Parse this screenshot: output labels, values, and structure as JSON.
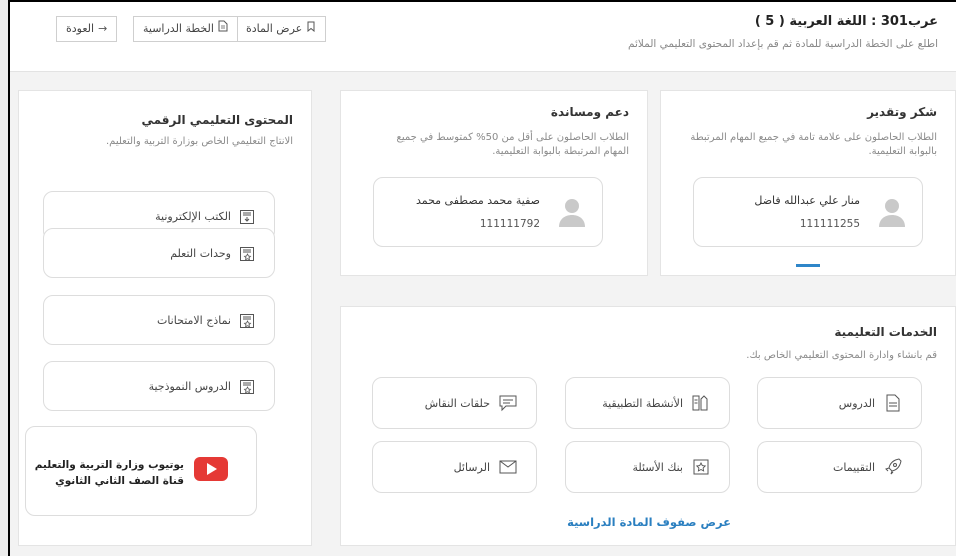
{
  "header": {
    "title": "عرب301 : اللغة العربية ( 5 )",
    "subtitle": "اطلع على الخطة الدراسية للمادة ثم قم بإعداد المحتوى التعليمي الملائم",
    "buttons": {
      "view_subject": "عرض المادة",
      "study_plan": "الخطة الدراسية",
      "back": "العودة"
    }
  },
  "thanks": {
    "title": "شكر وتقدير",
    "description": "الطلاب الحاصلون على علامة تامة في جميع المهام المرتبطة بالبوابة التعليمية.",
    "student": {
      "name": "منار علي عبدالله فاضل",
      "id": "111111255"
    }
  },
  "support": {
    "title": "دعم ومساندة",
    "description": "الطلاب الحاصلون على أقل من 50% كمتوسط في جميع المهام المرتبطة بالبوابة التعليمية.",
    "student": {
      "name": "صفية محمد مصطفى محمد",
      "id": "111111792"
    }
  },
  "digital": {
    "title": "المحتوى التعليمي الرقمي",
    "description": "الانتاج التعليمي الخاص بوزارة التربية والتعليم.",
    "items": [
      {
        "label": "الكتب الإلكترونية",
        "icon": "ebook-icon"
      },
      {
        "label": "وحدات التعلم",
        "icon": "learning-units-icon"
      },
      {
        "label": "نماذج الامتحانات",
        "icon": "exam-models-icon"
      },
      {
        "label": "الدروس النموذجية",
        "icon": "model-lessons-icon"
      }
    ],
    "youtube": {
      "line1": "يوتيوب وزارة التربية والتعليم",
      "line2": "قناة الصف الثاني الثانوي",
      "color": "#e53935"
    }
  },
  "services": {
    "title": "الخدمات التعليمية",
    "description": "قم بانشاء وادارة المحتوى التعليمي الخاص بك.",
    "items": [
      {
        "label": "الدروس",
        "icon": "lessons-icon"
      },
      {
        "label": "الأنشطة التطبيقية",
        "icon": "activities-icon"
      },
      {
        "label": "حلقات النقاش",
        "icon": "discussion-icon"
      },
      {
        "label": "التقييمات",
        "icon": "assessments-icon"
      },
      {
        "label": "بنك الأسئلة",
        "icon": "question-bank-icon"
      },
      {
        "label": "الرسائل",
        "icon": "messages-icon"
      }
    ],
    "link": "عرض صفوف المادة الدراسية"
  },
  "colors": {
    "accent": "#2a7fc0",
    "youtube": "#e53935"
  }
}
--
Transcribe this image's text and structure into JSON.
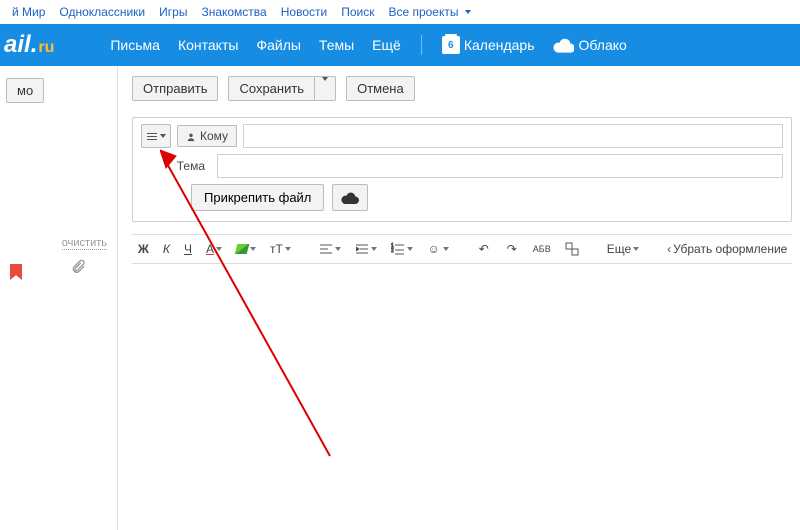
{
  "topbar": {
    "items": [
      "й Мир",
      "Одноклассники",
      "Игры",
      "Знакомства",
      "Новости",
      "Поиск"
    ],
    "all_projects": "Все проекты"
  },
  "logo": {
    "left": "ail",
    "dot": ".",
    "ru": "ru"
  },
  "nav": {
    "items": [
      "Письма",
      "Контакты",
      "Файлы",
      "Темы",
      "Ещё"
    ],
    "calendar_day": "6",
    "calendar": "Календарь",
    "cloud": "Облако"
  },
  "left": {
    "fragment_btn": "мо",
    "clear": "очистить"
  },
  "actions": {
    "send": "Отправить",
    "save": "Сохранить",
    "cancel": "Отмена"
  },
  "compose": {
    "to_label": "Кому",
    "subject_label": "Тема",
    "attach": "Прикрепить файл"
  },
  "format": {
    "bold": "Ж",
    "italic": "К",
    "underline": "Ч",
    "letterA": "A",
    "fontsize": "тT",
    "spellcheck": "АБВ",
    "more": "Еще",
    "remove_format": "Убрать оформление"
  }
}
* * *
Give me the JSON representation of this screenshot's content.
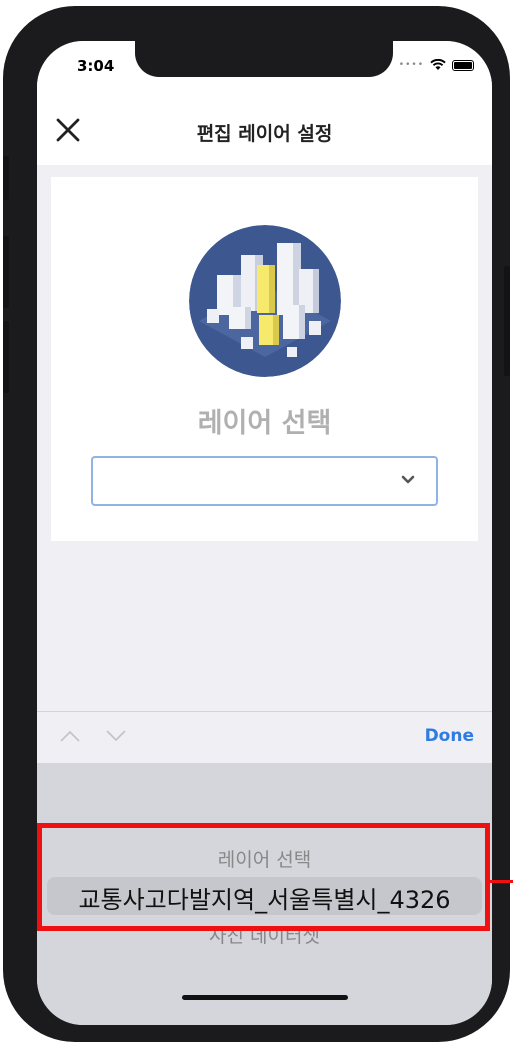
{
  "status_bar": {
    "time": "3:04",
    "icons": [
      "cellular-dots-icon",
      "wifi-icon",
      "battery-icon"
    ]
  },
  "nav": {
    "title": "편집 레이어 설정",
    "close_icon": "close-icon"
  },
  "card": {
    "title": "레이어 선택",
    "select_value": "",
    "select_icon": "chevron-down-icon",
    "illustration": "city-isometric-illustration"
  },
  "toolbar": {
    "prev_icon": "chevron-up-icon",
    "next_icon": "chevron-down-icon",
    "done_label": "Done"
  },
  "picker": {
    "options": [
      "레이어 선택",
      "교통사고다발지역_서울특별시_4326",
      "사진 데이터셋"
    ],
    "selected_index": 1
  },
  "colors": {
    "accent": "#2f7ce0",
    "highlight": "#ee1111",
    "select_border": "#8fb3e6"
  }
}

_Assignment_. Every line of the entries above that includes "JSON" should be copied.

_Result for this exercise_.
Parse this screenshot: output labels, values, and structure as JSON.
Transcribe this image's text and structure into JSON.
Give me the JSON representation of this screenshot's content.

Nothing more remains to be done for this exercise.